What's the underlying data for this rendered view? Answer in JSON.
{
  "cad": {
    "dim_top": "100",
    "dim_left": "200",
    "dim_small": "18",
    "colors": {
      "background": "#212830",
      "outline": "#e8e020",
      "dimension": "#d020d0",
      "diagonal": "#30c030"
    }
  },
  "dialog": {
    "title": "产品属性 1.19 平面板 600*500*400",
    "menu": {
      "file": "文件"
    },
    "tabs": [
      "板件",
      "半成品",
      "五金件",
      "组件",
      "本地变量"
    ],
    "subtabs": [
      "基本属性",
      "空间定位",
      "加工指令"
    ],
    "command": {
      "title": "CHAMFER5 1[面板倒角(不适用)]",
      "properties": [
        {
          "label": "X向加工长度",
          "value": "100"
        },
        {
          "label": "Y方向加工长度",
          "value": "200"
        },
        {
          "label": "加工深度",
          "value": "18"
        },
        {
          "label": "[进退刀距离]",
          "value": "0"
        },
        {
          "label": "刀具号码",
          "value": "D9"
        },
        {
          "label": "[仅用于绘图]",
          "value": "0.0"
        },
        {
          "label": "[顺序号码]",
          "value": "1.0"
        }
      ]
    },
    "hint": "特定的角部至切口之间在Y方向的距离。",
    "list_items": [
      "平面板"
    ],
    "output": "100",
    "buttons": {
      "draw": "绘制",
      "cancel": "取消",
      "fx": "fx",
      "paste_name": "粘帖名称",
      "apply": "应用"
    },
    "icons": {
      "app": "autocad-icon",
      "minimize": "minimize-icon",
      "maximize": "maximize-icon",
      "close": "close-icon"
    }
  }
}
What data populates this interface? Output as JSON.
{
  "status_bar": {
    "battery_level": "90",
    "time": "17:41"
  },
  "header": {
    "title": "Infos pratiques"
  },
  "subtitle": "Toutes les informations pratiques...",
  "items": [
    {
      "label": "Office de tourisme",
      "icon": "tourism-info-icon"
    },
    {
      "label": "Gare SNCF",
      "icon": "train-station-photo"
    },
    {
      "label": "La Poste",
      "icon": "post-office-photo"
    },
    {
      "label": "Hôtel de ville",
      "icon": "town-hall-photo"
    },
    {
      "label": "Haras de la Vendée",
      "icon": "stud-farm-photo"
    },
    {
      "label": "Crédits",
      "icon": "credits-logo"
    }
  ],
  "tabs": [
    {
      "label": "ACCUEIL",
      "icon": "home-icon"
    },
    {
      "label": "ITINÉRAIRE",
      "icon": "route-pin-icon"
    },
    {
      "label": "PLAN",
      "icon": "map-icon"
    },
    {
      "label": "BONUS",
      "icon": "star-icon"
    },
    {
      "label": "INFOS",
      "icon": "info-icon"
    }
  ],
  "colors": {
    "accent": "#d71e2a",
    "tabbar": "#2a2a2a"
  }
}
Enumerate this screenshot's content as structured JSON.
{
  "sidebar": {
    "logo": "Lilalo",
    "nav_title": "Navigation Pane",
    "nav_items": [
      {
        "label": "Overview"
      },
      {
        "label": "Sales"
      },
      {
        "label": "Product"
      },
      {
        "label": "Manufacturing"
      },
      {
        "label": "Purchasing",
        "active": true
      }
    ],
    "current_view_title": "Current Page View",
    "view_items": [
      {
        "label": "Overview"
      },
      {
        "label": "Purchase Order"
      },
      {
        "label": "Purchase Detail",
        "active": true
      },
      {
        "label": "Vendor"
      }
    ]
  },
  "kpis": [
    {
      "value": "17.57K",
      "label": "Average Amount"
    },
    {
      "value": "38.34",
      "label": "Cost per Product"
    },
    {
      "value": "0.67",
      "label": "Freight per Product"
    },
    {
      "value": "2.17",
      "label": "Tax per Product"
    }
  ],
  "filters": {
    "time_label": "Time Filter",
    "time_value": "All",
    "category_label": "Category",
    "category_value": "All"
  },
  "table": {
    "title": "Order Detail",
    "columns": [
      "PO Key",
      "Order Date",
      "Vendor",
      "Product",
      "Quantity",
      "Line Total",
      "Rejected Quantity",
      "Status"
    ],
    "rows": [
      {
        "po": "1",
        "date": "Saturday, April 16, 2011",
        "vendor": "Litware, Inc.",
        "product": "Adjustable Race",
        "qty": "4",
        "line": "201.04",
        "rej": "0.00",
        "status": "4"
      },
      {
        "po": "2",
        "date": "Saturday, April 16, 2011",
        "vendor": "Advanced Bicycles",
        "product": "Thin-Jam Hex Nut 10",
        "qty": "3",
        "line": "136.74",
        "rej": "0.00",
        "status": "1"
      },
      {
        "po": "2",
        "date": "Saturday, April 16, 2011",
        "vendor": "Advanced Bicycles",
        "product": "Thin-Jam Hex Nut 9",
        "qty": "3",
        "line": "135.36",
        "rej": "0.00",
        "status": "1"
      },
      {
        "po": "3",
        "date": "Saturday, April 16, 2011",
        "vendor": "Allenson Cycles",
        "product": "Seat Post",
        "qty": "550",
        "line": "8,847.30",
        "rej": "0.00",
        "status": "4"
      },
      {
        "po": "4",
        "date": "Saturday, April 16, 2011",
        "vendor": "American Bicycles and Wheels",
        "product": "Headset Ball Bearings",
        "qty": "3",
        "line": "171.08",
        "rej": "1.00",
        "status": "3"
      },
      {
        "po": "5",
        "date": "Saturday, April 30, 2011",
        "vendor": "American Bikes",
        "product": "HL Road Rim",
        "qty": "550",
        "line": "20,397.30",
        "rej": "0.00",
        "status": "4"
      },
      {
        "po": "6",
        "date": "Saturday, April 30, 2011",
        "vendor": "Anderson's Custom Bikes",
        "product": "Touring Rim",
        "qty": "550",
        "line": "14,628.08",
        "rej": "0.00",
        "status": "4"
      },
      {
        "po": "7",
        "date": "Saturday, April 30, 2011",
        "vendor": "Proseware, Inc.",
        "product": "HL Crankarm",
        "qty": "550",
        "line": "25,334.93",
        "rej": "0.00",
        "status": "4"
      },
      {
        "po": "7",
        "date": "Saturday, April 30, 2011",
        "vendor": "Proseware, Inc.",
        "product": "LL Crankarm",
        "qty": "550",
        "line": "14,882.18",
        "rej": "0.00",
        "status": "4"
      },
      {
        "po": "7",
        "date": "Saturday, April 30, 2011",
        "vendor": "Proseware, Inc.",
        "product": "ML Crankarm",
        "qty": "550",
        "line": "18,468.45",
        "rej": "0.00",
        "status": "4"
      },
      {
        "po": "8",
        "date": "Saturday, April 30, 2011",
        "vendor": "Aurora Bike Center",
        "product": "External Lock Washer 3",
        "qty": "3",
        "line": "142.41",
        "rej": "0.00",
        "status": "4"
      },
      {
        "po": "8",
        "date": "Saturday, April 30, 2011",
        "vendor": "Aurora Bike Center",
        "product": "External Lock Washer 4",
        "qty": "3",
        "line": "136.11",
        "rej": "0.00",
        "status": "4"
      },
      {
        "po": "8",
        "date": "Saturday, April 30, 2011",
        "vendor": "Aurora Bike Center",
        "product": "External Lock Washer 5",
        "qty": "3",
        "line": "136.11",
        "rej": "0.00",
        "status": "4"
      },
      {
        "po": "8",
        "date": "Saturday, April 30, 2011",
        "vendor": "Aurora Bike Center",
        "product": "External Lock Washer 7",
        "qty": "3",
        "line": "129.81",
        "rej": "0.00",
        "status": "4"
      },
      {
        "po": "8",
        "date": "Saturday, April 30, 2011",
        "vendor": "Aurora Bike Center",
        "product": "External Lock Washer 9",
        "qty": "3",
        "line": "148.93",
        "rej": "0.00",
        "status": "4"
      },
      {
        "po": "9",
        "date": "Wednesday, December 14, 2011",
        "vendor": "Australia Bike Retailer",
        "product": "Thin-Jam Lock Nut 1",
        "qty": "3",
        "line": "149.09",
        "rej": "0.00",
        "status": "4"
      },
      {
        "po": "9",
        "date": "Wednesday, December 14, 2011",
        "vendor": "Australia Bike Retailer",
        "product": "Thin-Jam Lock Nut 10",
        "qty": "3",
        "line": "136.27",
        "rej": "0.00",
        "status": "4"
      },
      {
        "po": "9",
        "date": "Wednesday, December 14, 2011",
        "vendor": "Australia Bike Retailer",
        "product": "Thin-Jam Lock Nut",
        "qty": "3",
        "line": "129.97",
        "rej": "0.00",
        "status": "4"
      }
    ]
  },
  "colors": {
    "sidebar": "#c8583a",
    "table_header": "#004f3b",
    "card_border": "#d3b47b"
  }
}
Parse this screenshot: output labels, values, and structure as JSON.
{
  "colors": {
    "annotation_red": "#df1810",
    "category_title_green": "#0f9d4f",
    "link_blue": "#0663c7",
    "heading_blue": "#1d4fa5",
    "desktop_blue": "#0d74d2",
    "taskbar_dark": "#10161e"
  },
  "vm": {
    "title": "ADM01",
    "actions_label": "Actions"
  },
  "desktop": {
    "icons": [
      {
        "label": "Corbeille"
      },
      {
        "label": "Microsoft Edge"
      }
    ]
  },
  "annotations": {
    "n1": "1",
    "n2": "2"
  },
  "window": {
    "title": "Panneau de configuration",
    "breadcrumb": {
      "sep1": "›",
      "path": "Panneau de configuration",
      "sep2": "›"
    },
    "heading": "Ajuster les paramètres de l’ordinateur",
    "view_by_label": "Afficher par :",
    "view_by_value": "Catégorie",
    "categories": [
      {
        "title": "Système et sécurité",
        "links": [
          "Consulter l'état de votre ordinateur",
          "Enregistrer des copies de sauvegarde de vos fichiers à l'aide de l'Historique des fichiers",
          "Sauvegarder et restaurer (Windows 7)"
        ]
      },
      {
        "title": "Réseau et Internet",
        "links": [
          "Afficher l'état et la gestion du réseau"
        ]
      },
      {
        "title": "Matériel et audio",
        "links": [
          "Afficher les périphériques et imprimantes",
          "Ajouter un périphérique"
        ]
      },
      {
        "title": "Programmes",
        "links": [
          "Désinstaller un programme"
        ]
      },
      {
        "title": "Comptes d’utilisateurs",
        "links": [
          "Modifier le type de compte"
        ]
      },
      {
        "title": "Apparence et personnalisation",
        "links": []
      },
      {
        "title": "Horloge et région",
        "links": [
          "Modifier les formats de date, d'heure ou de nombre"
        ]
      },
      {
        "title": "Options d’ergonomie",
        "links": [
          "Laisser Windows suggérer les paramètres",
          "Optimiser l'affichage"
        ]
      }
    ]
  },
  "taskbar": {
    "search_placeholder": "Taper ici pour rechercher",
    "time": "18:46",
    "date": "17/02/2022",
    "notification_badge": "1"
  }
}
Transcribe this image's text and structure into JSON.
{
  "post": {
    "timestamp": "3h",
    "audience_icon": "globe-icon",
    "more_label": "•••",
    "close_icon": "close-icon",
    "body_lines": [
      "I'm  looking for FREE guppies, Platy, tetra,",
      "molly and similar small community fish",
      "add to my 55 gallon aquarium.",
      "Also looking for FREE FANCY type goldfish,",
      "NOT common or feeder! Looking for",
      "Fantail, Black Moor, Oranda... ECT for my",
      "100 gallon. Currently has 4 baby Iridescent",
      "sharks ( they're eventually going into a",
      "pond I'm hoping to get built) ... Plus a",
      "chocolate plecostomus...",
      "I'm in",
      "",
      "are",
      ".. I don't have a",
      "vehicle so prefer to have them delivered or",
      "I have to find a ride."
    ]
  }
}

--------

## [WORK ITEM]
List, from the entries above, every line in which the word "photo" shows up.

## [ANSWER BELOW]
      "icon": "train-station-photo"
      "icon": "post-office-photo"
      "icon": "town-hall-photo"
      "icon": "stud-farm-photo"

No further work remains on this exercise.